NASA sees heavy rains in Tropical Storm Bingiza, possibly headed for second landfallFebruary 17th, 2011 in Earth / Earth Sciences
NASA's TRMM satellite saw moderate to heavy rainfall, falling at a rate of over 2 inches/50 mm per hour (in red) in a small area near Bingiza's center of circulation on Feb. 16, 2011. Credit: SSAI/NASA, Hal Pierce
NASA satellite data indicates that Bingiza is still maintaining tropical storm intensity and carrying heavy rainfall over the Mozambique Channel as it prepares for its second landfall in Madagascar.
Deadly Tropical Cyclone Bingiza, which crossed over northern Madagascar three days ago, has continued to affect Madagascar while moving along Madagascar's west coast. Bingiza had weakened from a powerful category 3 tropical cyclone with sustained winds of 100 kts (~115 mph/185 kmh) to tropical storm force winds of about 35 kts (~40 mph/65 kmh) when the Tropical Rainfall Measuring Mission (TRMM) satellite passed almost directly overhead on February 16, 2011 at 1911 UTC (2:11 p.m. EST).
TRMM data was used to create an image of Bingiza's rainfall. The analysis used TRMM's Microwave Imager (TMI) and Precipitation Radar (PR) data. At that time, Bingiza was approaching Madagascar from the Mozambique Channel with additional moderate to heavy rainfall (over 2 inches/50 mm per hour). Extremely heavy rainfall was revealed to be located in a small area near Bingiza's center of circulation.
On February 17 at 0900 UTC (4 a.m. EST), Bingiza's maximum sustained winds were near 40 knots (46 mph/74 kmh) with higher gusts. It was about 220 nautical miles west-southwest of Antananarivo, Madagascar, near 21.0 South and 43.7 East. Bingiza was moving south at 7 knots (8 mph/13 kmh).
Multispectral satellite imagery showed that Bingiza still has strong bands of thunderstorms wrapping around it from the northwest into the southeast quadrant. The low-level center of circulation is partially exposed to outside winds, however. Exposure to outside winds leaves the storm vulnerable for weakening.
A low to mid-level ridge (elongated area of high pressure) located to the northeast of Bingiza is what's guiding it southward, and then it is forecast to track along the ridge and move southeastward in the next day taking it near or over land. Some models show that the storm may meander and remain over water while others take it inland. Whether it stays near the coast or moves inland, Bingiza is still forecast to weaken and is expected to dissipate by the weekend.

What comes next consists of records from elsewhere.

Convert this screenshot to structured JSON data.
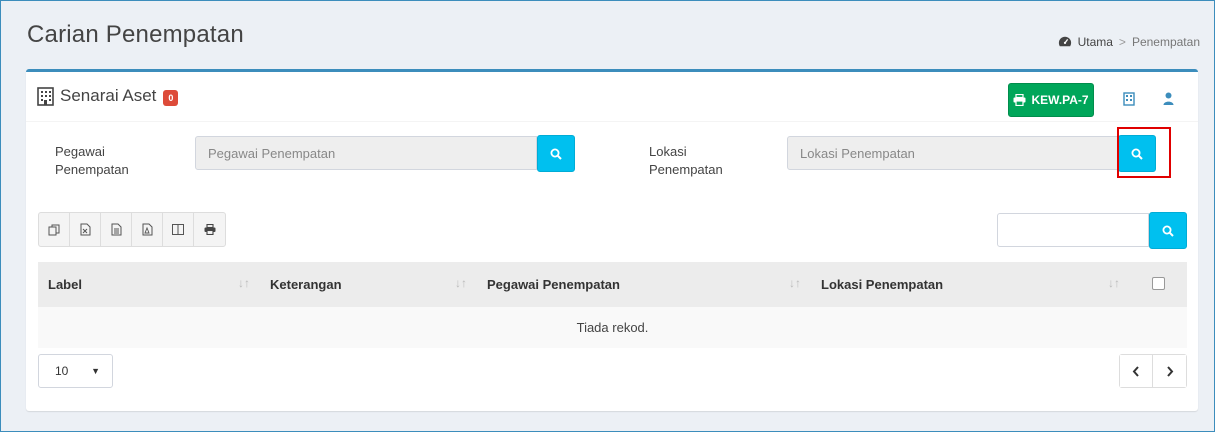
{
  "page": {
    "title": "Carian Penempatan"
  },
  "breadcrumb": {
    "home": "Utama",
    "separator": ">",
    "current": "Penempatan"
  },
  "box": {
    "title": "Senarai Aset",
    "badge": "0",
    "print_button": "KEW.PA-7"
  },
  "filters": {
    "pegawai": {
      "label_line1": "Pegawai",
      "label_line2": "Penempatan",
      "placeholder": "Pegawai Penempatan",
      "value": ""
    },
    "lokasi": {
      "label_line1": "Lokasi",
      "label_line2": "Penempatan",
      "placeholder": "Lokasi Penempatan",
      "value": ""
    }
  },
  "toolbar": {
    "buttons": [
      "copy-icon",
      "excel-icon",
      "csv-icon",
      "pdf-icon",
      "columns-icon",
      "print-icon"
    ]
  },
  "table": {
    "columns": [
      "Label",
      "Keterangan",
      "Pegawai Penempatan",
      "Lokasi Penempatan"
    ],
    "empty_message": "Tiada rekod."
  },
  "pagination": {
    "page_size": "10",
    "prev": "‹",
    "next": "›"
  },
  "colors": {
    "accent": "#3c8dbc",
    "success": "#00a65a",
    "info": "#00c0ef",
    "danger": "#dd4b39",
    "highlight": "#e00000"
  }
}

Provided by NASA's Goddard Space Flight Center
"NASA sees heavy rains in Tropical Storm Bingiza, possibly headed for second landfall." February 17th, 2011. http://phys.org/news/2011-02-nasa-heavy-tropical-storm-bingiza.html